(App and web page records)
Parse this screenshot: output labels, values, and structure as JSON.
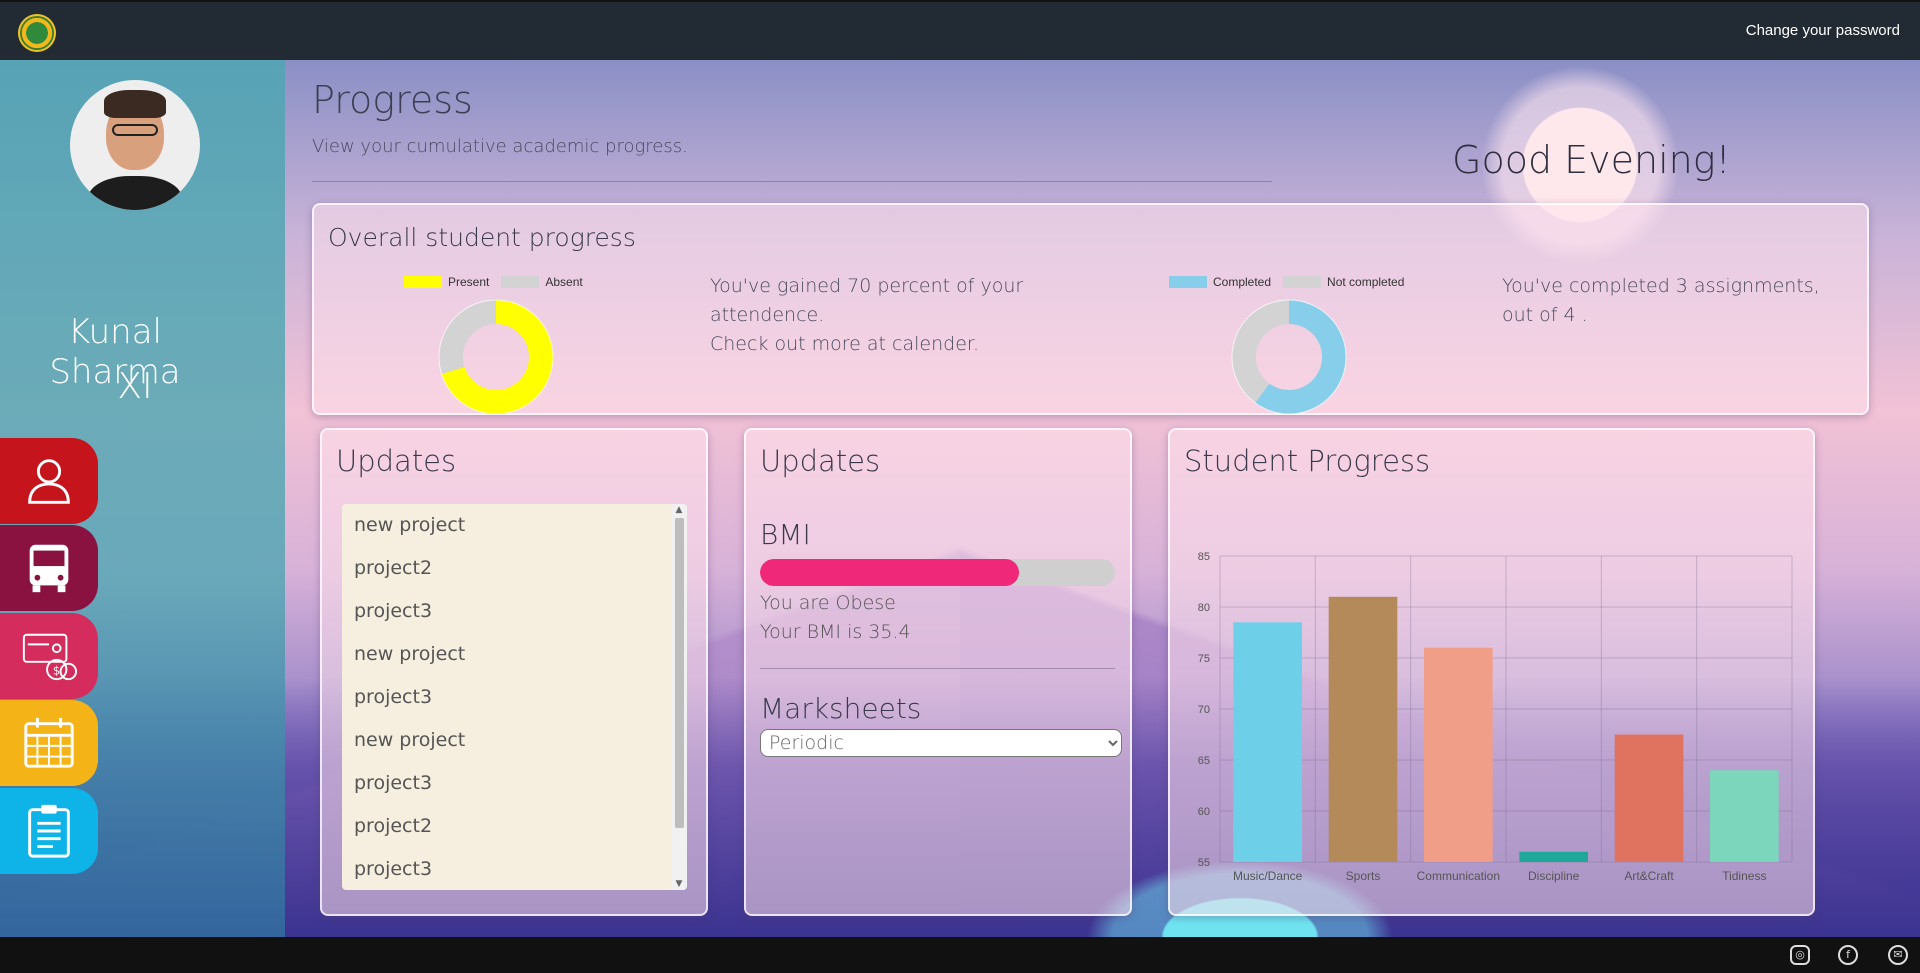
{
  "header": {
    "change_password": "Change your password"
  },
  "profile": {
    "name": "Kunal Sharma",
    "class": "XI"
  },
  "nav": [
    {
      "icon": "user-icon",
      "color": "#c5141c"
    },
    {
      "icon": "bus-icon",
      "color": "#8a1240"
    },
    {
      "icon": "fees-icon",
      "color": "#d42c5c"
    },
    {
      "icon": "calendar-icon",
      "color": "#f4b417"
    },
    {
      "icon": "clipboard-icon",
      "color": "#0eb4e8"
    }
  ],
  "page": {
    "title": "Progress",
    "subtitle": "View your cumulative academic progress.",
    "greeting": "Good Evening!"
  },
  "overall": {
    "title": "Overall student progress",
    "attendance": {
      "legend": [
        "Present",
        "Absent"
      ],
      "colors": [
        "#ffff00",
        "#d3d3d3"
      ],
      "present_fraction": 0.7,
      "line1": "You've gained 70 percent of your",
      "line2": "attendence.",
      "line3": "Check out more at calender."
    },
    "assignments": {
      "legend": [
        "Completed",
        "Not completed"
      ],
      "colors": [
        "#87ceeb",
        "#d3d3d3"
      ],
      "completed_fraction": 0.6,
      "line1": "You've completed 3 assignments,",
      "line2": "out of 4 ."
    }
  },
  "updates_panel": {
    "title": "Updates",
    "items": [
      "new project",
      "project2",
      "project3",
      "new project",
      "project3",
      "new project",
      "project3",
      "project2",
      "project3"
    ]
  },
  "health_panel": {
    "title": "Updates",
    "bmi_label": "BMI",
    "bmi_fill_fraction": 0.73,
    "bmi_status": "You are Obese",
    "bmi_value": "Your BMI is 35.4",
    "marksheets_label": "Marksheets",
    "marksheet_selected": "Periodic"
  },
  "progress_panel": {
    "title": "Student Progress"
  },
  "chart_data": {
    "type": "bar",
    "categories": [
      "Music/Dance",
      "Sports",
      "Communication",
      "Discipline",
      "Art&Craft",
      "Tidiness"
    ],
    "values": [
      78.5,
      81,
      76,
      56,
      67.5,
      64
    ],
    "colors": [
      "#6dd0e8",
      "#b48a5a",
      "#f09e88",
      "#1fa79a",
      "#e07260",
      "#7bd6bb"
    ],
    "ylim": [
      55,
      85
    ],
    "yticks": [
      55,
      60,
      65,
      70,
      75,
      80,
      85
    ],
    "grid": true
  },
  "footer": {
    "icons": [
      "instagram-icon",
      "facebook-icon",
      "mail-icon"
    ]
  }
}
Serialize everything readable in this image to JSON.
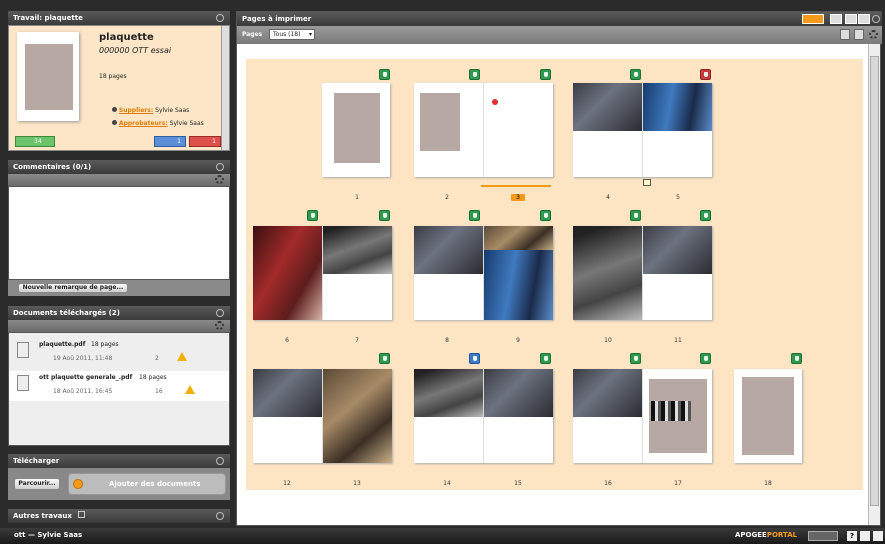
{
  "work_panel": {
    "title": "Travail: plaquette",
    "name": "plaquette",
    "subtitle": "000000 OTT essai",
    "pages": "18 pages",
    "supplier_label": "Suppliers:",
    "supplier_name": "Sylvie Saas",
    "approver_label": "Approbateurs:",
    "approver_name": "Sylvie Saas",
    "count_green": "34",
    "count_blue": "1",
    "count_red": "1"
  },
  "comments_panel": {
    "title": "Commentaires (0/1)",
    "new_button": "Nouvelle remarque de page..."
  },
  "docs_panel": {
    "title": "Documents téléchargés (2)",
    "docs": [
      {
        "name": "plaquette.pdf",
        "pages": "18 pages",
        "date": "19 Aoû 2011, 11:48",
        "count": "2"
      },
      {
        "name": "ott plaquette generale_.pdf",
        "pages": "18 pages",
        "date": "18 Aoû 2011, 16:45",
        "count": "16"
      }
    ]
  },
  "upload_panel": {
    "title": "Télécharger",
    "browse_button": "Parcourir...",
    "add_label": "Ajouter des documents"
  },
  "other_panel": {
    "title": "Autres travaux"
  },
  "main": {
    "title": "Pages à imprimer",
    "pages_label": "Pages",
    "select_value": "Tous (18)",
    "spread_numbers": [
      "1",
      "2",
      "3",
      "4",
      "5",
      "6",
      "7",
      "8",
      "9",
      "10",
      "11",
      "12",
      "13",
      "14",
      "15",
      "16",
      "17",
      "18"
    ]
  },
  "footer": {
    "user": "ott — Sylvie Saas",
    "brand_a": "APOGEE",
    "brand_b": "PORTAL",
    "help": "?"
  },
  "colors": {
    "canvas_bg": "#fde5c4",
    "work_bg": "#fde6c7",
    "accent_orange": "#f39a1a",
    "status_green": "#2f9a4e",
    "status_red": "#c83a3a",
    "status_blue": "#3b7ac9"
  }
}
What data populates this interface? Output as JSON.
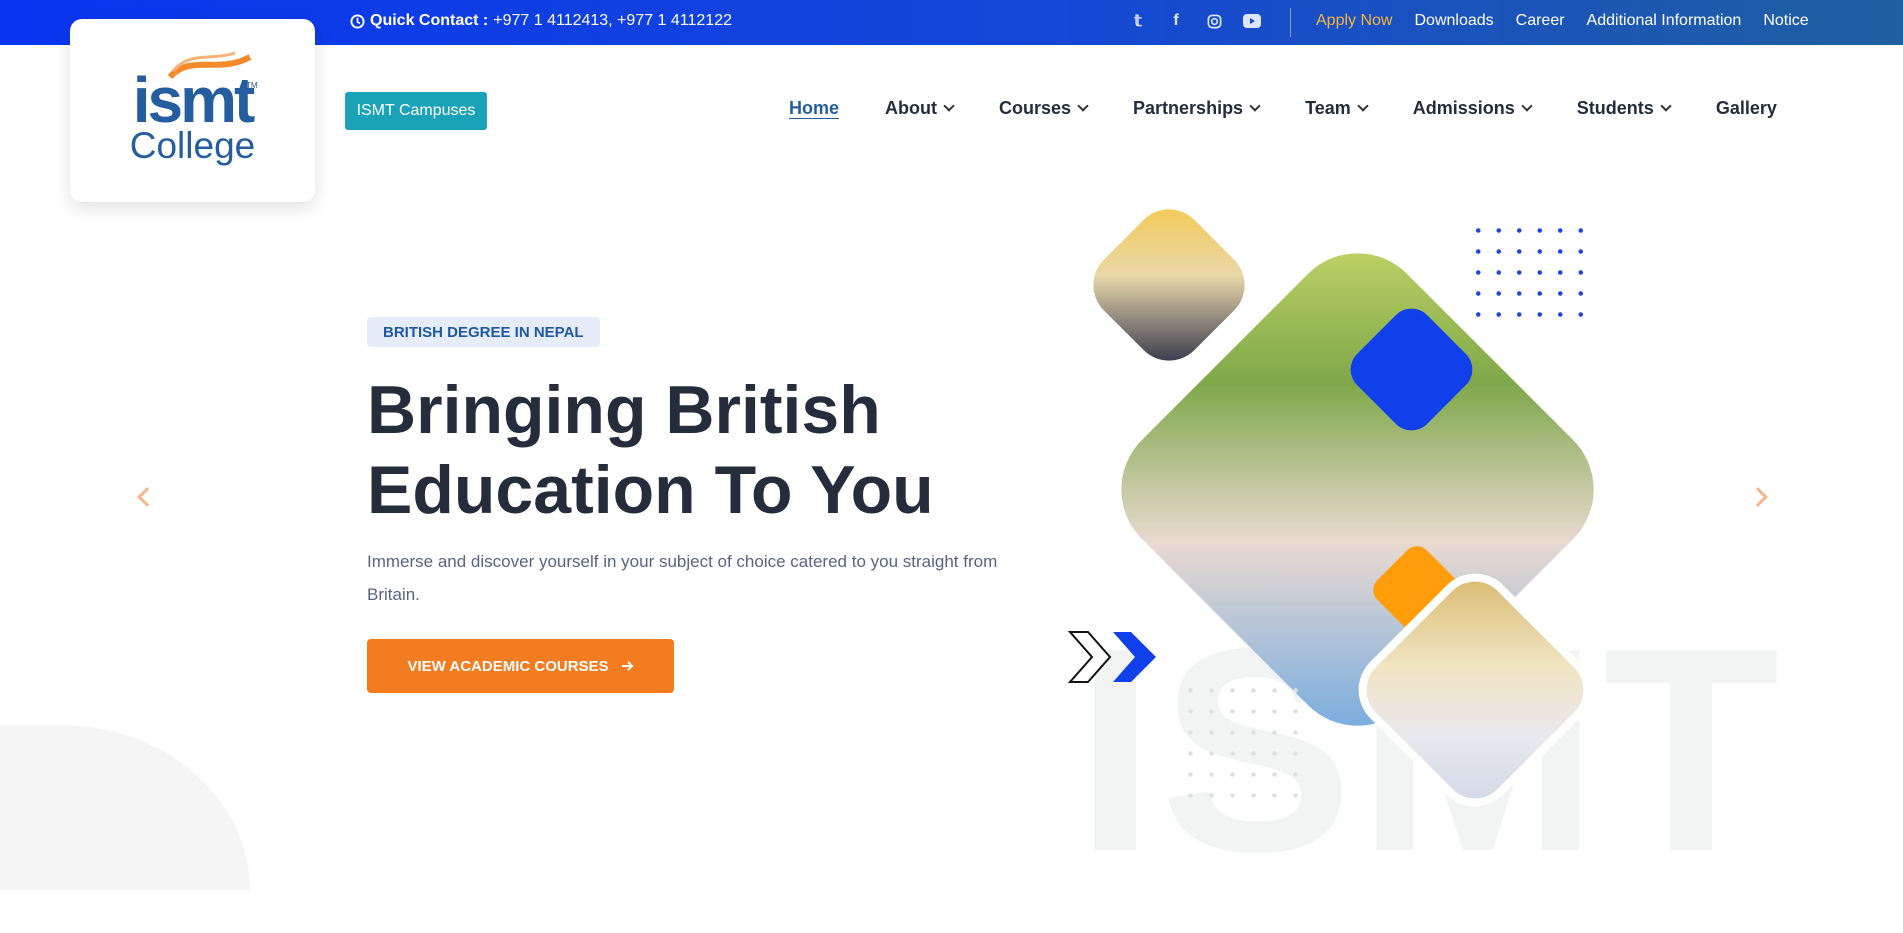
{
  "topbar": {
    "quick_contact_label": "Quick Contact :",
    "quick_contact_numbers": "+977 1 4112413, +977 1 4112122",
    "social": [
      "twitter-icon",
      "facebook-icon",
      "instagram-icon",
      "youtube-icon"
    ],
    "links": [
      "Apply Now",
      "Downloads",
      "Career",
      "Additional Information",
      "Notice"
    ]
  },
  "logo": {
    "brand": "ismt",
    "tm": "TM",
    "sub": "College"
  },
  "campuses_button": "ISMT Campuses",
  "nav": {
    "items": [
      {
        "label": "Home",
        "dropdown": false
      },
      {
        "label": "About",
        "dropdown": true
      },
      {
        "label": "Courses",
        "dropdown": true
      },
      {
        "label": "Partnerships",
        "dropdown": true
      },
      {
        "label": "Team",
        "dropdown": true
      },
      {
        "label": "Admissions",
        "dropdown": true
      },
      {
        "label": "Students",
        "dropdown": true
      },
      {
        "label": "Gallery",
        "dropdown": false
      }
    ]
  },
  "hero": {
    "badge": "BRITISH DEGREE IN NEPAL",
    "title_line1": "Bringing British",
    "title_line2": "Education To You",
    "description": "Immerse and discover yourself in your subject of choice catered to you straight from Britain.",
    "cta": "VIEW ACADEMIC COURSES",
    "watermark": "ISMT"
  },
  "colors": {
    "primary": "#0a35f0",
    "accent": "#f47c20",
    "teal": "#1aa3b8",
    "text": "#252d3d"
  }
}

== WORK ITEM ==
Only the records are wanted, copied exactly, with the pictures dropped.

== RESPONSE TO THIS EXERCISE ==
Parse this screenshot: output labels, values, and structure as JSON.
{
  "header": {
    "change_password": "Change your password"
  },
  "profile": {
    "name": "Kunal Sharma",
    "class": "XI"
  },
  "nav": [
    {
      "icon": "user-icon",
      "color": "#c5141c"
    },
    {
      "icon": "bus-icon",
      "color": "#8a1240"
    },
    {
      "icon": "fees-icon",
      "color": "#d42c5c"
    },
    {
      "icon": "calendar-icon",
      "color": "#f4b417"
    },
    {
      "icon": "clipboard-icon",
      "color": "#0eb4e8"
    }
  ],
  "page": {
    "title": "Progress",
    "subtitle": "View your cumulative academic progress.",
    "greeting": "Good Evening!"
  },
  "overall": {
    "title": "Overall student progress",
    "attendance": {
      "legend": [
        "Present",
        "Absent"
      ],
      "colors": [
        "#ffff00",
        "#d3d3d3"
      ],
      "present_fraction": 0.7,
      "line1": "You've gained 70 percent of your",
      "line2": "attendence.",
      "line3": "Check out more at calender."
    },
    "assignments": {
      "legend": [
        "Completed",
        "Not completed"
      ],
      "colors": [
        "#87ceeb",
        "#d3d3d3"
      ],
      "completed_fraction": 0.6,
      "line1": "You've completed 3 assignments,",
      "line2": "out of 4 ."
    }
  },
  "updates_panel": {
    "title": "Updates",
    "items": [
      "new project",
      "project2",
      "project3",
      "new project",
      "project3",
      "new project",
      "project3",
      "project2",
      "project3"
    ]
  },
  "health_panel": {
    "title": "Updates",
    "bmi_label": "BMI",
    "bmi_fill_fraction": 0.73,
    "bmi_status": "You are Obese",
    "bmi_value": "Your BMI is 35.4",
    "marksheets_label": "Marksheets",
    "marksheet_selected": "Periodic"
  },
  "progress_panel": {
    "title": "Student Progress"
  },
  "chart_data": {
    "type": "bar",
    "categories": [
      "Music/Dance",
      "Sports",
      "Communication",
      "Discipline",
      "Art&Craft",
      "Tidiness"
    ],
    "values": [
      78.5,
      81,
      76,
      56,
      67.5,
      64
    ],
    "colors": [
      "#6dd0e8",
      "#b48a5a",
      "#f09e88",
      "#1fa79a",
      "#e07260",
      "#7bd6bb"
    ],
    "ylim": [
      55,
      85
    ],
    "yticks": [
      55,
      60,
      65,
      70,
      75,
      80,
      85
    ],
    "grid": true
  },
  "footer": {
    "icons": [
      "instagram-icon",
      "facebook-icon",
      "mail-icon"
    ]
  }
}
Serialize everything readable in this image to JSON.
{
  "work_panel": {
    "title": "Travail: plaquette",
    "name": "plaquette",
    "subtitle": "000000 OTT essai",
    "pages": "18 pages",
    "supplier_label": "Suppliers:",
    "supplier_name": "Sylvie Saas",
    "approver_label": "Approbateurs:",
    "approver_name": "Sylvie Saas",
    "count_green": "34",
    "count_blue": "1",
    "count_red": "1"
  },
  "comments_panel": {
    "title": "Commentaires (0/1)",
    "new_button": "Nouvelle remarque de page..."
  },
  "docs_panel": {
    "title": "Documents téléchargés (2)",
    "docs": [
      {
        "name": "plaquette.pdf",
        "pages": "18 pages",
        "date": "19 Aoû 2011, 11:48",
        "count": "2"
      },
      {
        "name": "ott plaquette generale_.pdf",
        "pages": "18 pages",
        "date": "18 Aoû 2011, 16:45",
        "count": "16"
      }
    ]
  },
  "upload_panel": {
    "title": "Télécharger",
    "browse_button": "Parcourir...",
    "add_label": "Ajouter des documents"
  },
  "other_panel": {
    "title": "Autres travaux"
  },
  "main": {
    "title": "Pages à imprimer",
    "pages_label": "Pages",
    "select_value": "Tous (18)",
    "spread_numbers": [
      "1",
      "2",
      "3",
      "4",
      "5",
      "6",
      "7",
      "8",
      "9",
      "10",
      "11",
      "12",
      "13",
      "14",
      "15",
      "16",
      "17",
      "18"
    ]
  },
  "footer": {
    "user": "ott — Sylvie Saas",
    "brand_a": "APOGEE",
    "brand_b": "PORTAL",
    "help": "?"
  },
  "colors": {
    "canvas_bg": "#fde5c4",
    "work_bg": "#fde6c7",
    "accent_orange": "#f39a1a",
    "status_green": "#2f9a4e",
    "status_red": "#c83a3a",
    "status_blue": "#3b7ac9"
  }
}
What data populates this interface? Output as JSON.
{
  "topbar": {
    "quick_contact_label": "Quick Contact :",
    "quick_contact_numbers": "+977 1 4112413, +977 1 4112122",
    "social": [
      "twitter-icon",
      "facebook-icon",
      "instagram-icon",
      "youtube-icon"
    ],
    "links": [
      "Apply Now",
      "Downloads",
      "Career",
      "Additional Information",
      "Notice"
    ]
  },
  "logo": {
    "brand": "ismt",
    "tm": "TM",
    "sub": "College"
  },
  "campuses_button": "ISMT Campuses",
  "nav": {
    "items": [
      {
        "label": "Home",
        "dropdown": false
      },
      {
        "label": "About",
        "dropdown": true
      },
      {
        "label": "Courses",
        "dropdown": true
      },
      {
        "label": "Partnerships",
        "dropdown": true
      },
      {
        "label": "Team",
        "dropdown": true
      },
      {
        "label": "Admissions",
        "dropdown": true
      },
      {
        "label": "Students",
        "dropdown": true
      },
      {
        "label": "Gallery",
        "dropdown": false
      }
    ]
  },
  "hero": {
    "badge": "BRITISH DEGREE IN NEPAL",
    "title_line1": "Bringing British",
    "title_line2": "Education To You",
    "description": "Immerse and discover yourself in your subject of choice catered to you straight from Britain.",
    "cta": "VIEW ACADEMIC COURSES",
    "watermark": "ISMT"
  },
  "colors": {
    "primary": "#0a35f0",
    "accent": "#f47c20",
    "teal": "#1aa3b8",
    "text": "#252d3d"
  }
}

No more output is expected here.